Safer, More Effective Pain Management
Living with chronic pain can be challenging. It is essential that you and your doctor discuss treatment options with all of the risks and benefits carefully considered. Some medications, such as prescription opioids, can help relieve pain in the short term but also come with serious risks and potential complications—and must be prescribed and used carefully.
The new CDC Guideline for Prescribing Opioids for Chronic Pain helps inform providers’ ability to offer safer, more effective pain management and supports clinical decision making about prescribing opioids.
What are opioids?
Opioids are natural or synthetic chemicals that reduce feelings of pain. Common prescription opioid pain relievers include:
- Hydrocodone (Vicodin)
- Oxycodone (OxyContin)
- Oxymorphone (Opana)
Are opioids safe?
Prescription opioids can help with some types of pain in the short term but have serious risks.They can be an important part of treatment in some circumstances and can effectively relieve suffering for patients with active cancer or others in hospice or palliative care, but studies are not available to indicate whether opioids control chronic pain well when used long-term. Before taking opioid medication for your chronic pain:
- Discuss pain treatment options, including ones that do not involve prescription drugs.
- Tell your doctor about past or current drug and alcohol use.
- Discuss all of the risks and benefits of taking prescription opioids.
What are the risks from opioids?
Patients taking prescription opioids are at risk for unintentional overdose or death and can become addicted. From 1999 to 2014, more than 165,000 persons died from overdose related to prescription opioids in the United States.1 Up to 1 out of 4 people receiving long-term opioid therapy in a primary care setting struggles with addiction.2,3,4
In addition to the serious risks of addiction and overdose, the use of prescription opioid pain relievers can have a number of side effects, even when taken as directed:
- Tolerance—meaning you might need to take more of the medication for the same pain relief
- Physical dependence—meaning you have symptoms of withdrawal when the medication is stopped
- Increased sensitivity to pain
- Nausea, vomiting, and dry mouth
- Sleepiness and dizziness
- Low levels of testosterone that can result in lower sex drive, energy, and strength
- Itching and sweating
Remember, your doctor is a partner in your pain treatment plan.

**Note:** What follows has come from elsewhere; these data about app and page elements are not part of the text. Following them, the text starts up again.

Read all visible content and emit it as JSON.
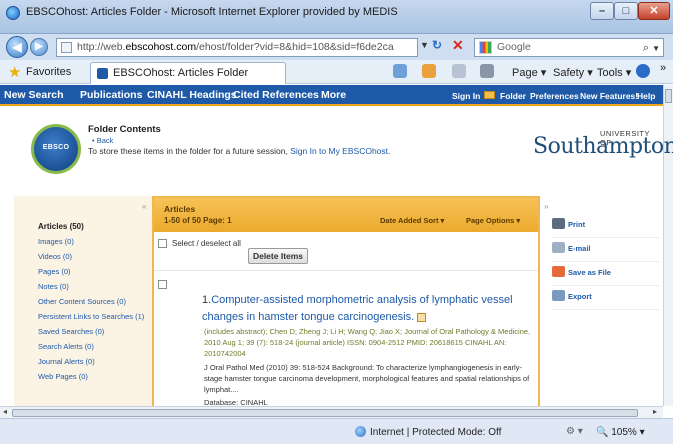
{
  "window": {
    "title": "EBSCOhost: Articles Folder - Microsoft Internet Explorer provided by MEDIS",
    "min_glyph": "–",
    "max_glyph": "□",
    "close_glyph": "✕"
  },
  "address_bar": {
    "url_prefix": "http://web.",
    "url_domain": "ebscohost.com",
    "url_rest": "/ehost/folder?vid=8&hid=108&sid=f6de2ca",
    "search_placeholder": "Google"
  },
  "favorites_bar": {
    "favorites_label": "Favorites",
    "tab_title": "EBSCOhost: Articles Folder",
    "commands": {
      "page": "Page ▾",
      "safety": "Safety ▾",
      "tools": "Tools ▾",
      "more": "»"
    }
  },
  "ebsco_nav": {
    "items": [
      "New Search",
      "Publications",
      "CINAHL Headings",
      "Cited References",
      "More"
    ],
    "right_items": [
      "Sign In",
      "Folder",
      "Preferences",
      "New Features!",
      "Help"
    ]
  },
  "header": {
    "logo_text": "EBSCO",
    "folder_title": "Folder Contents",
    "back_link": "• Back",
    "desc_before": "To store these items in the folder for a future session, ",
    "desc_link": "Sign In to My EBSCOhost",
    "desc_after": ".",
    "university_top": "UNIVERSITY OF",
    "university_name": "Southampton"
  },
  "sidebar": {
    "collapse_glyph": "«",
    "items": [
      "Articles (50)",
      "Images (0)",
      "Videos (0)",
      "Pages (0)",
      "Notes (0)",
      "Other Content Sources (0)",
      "Persistent Links to Searches (1)",
      "Saved Searches (0)",
      "Search Alerts (0)",
      "Journal Alerts (0)",
      "Web Pages (0)"
    ]
  },
  "results": {
    "heading": "Articles",
    "range": "1-50 of 50",
    "page_label": "Page: 1",
    "sort_label": "Date Added Sort ▾",
    "options_label": "Page Options ▾",
    "select_all": "Select / deselect all",
    "delete_button": "Delete Items",
    "record": {
      "number": "1.",
      "title": "Computer-assisted morphometric analysis of lymphatic vessel changes in hamster tongue carcinogenesis.",
      "citation": "(includes abstract); Chen D; Zheng J; Li H; Wang Q; Jiao X; Journal of Oral Pathology & Medicine, 2010 Aug 1; 39 (7): 518-24 (journal article) ISSN: 0904-2512 PMID: 20618615 CINAHL AN: 2010742004",
      "abstract": "J Oral Pathol Med (2010) 39: 518-524 Background: To characterize lymphangiogenesis in early-stage hamster tongue carcinoma development, morphological features and spatial relationships of lymphat....",
      "database": "Database: CINAHL"
    }
  },
  "tools": {
    "collapse_glyph": "»",
    "items": [
      "Print",
      "E-mail",
      "Save as File",
      "Export"
    ]
  },
  "statusbar": {
    "zone": "Internet | Protected Mode: Off",
    "zoom": "105%",
    "security_glyph": "⚙ ▾"
  }
}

It’s important to talk about any and all side effects and concerns to make sure you’re getting the safest and most effective care.
- CDC WONDER
- Banta-Green CJ, Merrill JO, Doyle SR, Boudreau DM, Calsyn DA. Opioid use behaviors, mental health and pain—development of a typology of chronic pain patients. Drug Alcohol Depend 2009;104:34–42.
- Boscarino JA, Rukstalis M, Hoffman SN, et al. Risk factors for drug dependence among out-patients on opioid therapy in a large US health-care system. Addiction 2010;105:1776–82.
- Fleming MF, Balousek SL, Klessig CL, Mundt MP, Brown DD. Substance use disorders in a primary care sample receiving daily opioid therapy. J Pain 2007;8:573–82.